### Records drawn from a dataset
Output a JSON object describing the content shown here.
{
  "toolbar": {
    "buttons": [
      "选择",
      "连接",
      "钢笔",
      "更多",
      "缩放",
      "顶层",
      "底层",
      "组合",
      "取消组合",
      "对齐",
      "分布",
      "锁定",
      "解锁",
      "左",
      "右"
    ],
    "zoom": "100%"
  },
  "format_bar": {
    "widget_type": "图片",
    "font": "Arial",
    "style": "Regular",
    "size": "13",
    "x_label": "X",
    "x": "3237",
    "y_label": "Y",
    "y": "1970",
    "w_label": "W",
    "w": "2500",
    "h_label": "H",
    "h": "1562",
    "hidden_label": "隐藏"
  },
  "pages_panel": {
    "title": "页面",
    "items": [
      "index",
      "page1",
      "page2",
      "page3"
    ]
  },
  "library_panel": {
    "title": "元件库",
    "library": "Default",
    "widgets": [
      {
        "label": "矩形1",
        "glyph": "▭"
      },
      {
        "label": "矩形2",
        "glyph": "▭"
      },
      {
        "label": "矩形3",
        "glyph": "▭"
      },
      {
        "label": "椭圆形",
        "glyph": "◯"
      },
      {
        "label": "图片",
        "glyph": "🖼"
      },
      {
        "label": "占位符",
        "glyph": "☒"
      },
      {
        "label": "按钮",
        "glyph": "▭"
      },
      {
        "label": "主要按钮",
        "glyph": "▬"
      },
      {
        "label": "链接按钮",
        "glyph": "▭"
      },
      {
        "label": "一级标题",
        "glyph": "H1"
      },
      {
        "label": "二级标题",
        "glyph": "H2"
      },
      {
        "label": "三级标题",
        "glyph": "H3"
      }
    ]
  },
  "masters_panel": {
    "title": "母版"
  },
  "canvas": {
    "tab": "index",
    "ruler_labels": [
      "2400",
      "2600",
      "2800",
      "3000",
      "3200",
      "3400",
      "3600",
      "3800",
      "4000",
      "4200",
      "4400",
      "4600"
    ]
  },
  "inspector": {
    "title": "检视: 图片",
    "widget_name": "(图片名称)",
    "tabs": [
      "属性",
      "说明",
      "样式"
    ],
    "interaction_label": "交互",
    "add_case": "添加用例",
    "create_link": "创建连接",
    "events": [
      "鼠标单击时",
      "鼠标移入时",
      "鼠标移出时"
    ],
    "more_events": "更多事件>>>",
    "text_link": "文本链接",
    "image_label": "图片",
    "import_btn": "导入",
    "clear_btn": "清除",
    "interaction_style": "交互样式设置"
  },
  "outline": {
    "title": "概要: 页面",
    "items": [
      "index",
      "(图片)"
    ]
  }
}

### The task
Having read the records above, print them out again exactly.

### Exercise solution
Output a JSON object describing the content shown here.
{
  "toolbar": {
    "buttons": [
      "选择",
      "连接",
      "钢笔",
      "更多",
      "缩放",
      "顶层",
      "底层",
      "组合",
      "取消组合",
      "对齐",
      "分布",
      "锁定",
      "解锁",
      "左",
      "右"
    ],
    "zoom": "100%"
  },
  "format_bar": {
    "widget_type": "图片",
    "font": "Arial",
    "style": "Regular",
    "size": "13",
    "x_label": "X",
    "x": "3237",
    "y_label": "Y",
    "y": "1970",
    "w_label": "W",
    "w": "2500",
    "h_label": "H",
    "h": "1562",
    "hidden_label": "隐藏"
  },
  "pages_panel": {
    "title": "页面",
    "items": [
      "index",
      "page1",
      "page2",
      "page3"
    ]
  },
  "library_panel": {
    "title": "元件库",
    "library": "Default",
    "widgets": [
      {
        "label": "矩形1",
        "glyph": "▭"
      },
      {
        "label": "矩形2",
        "glyph": "▭"
      },
      {
        "label": "矩形3",
        "glyph": "▭"
      },
      {
        "label": "椭圆形",
        "glyph": "◯"
      },
      {
        "label": "图片",
        "glyph": "🖼"
      },
      {
        "label": "占位符",
        "glyph": "☒"
      },
      {
        "label": "按钮",
        "glyph": "▭"
      },
      {
        "label": "主要按钮",
        "glyph": "▬"
      },
      {
        "label": "链接按钮",
        "glyph": "▭"
      },
      {
        "label": "一级标题",
        "glyph": "H1"
      },
      {
        "label": "二级标题",
        "glyph": "H2"
      },
      {
        "label": "三级标题",
        "glyph": "H3"
      }
    ]
  },
  "masters_panel": {
    "title": "母版"
  },
  "canvas": {
    "tab": "index",
    "ruler_labels": [
      "2400",
      "2600",
      "2800",
      "3000",
      "3200",
      "3400",
      "3600",
      "3800",
      "4000",
      "4200",
      "4400",
      "4600"
    ]
  },
  "inspector": {
    "title": "检视: 图片",
    "widget_name": "(图片名称)",
    "tabs": [
      "属性",
      "说明",
      "样式"
    ],
    "interaction_label": "交互",
    "add_case": "添加用例",
    "create_link": "创建连接",
    "events": [
      "鼠标单击时",
      "鼠标移入时",
      "鼠标移出时"
    ],
    "more_events": "更多事件>>>",
    "text_link": "文本链接",
    "image_label": "图片",
    "import_btn": "导入",
    "clear_btn": "清除",
    "interaction_style": "交互样式设置"
  },
  "outline": {
    "title": "概要: 页面",
    "items": [
      "index",
      "(图片)"
    ]
  }
}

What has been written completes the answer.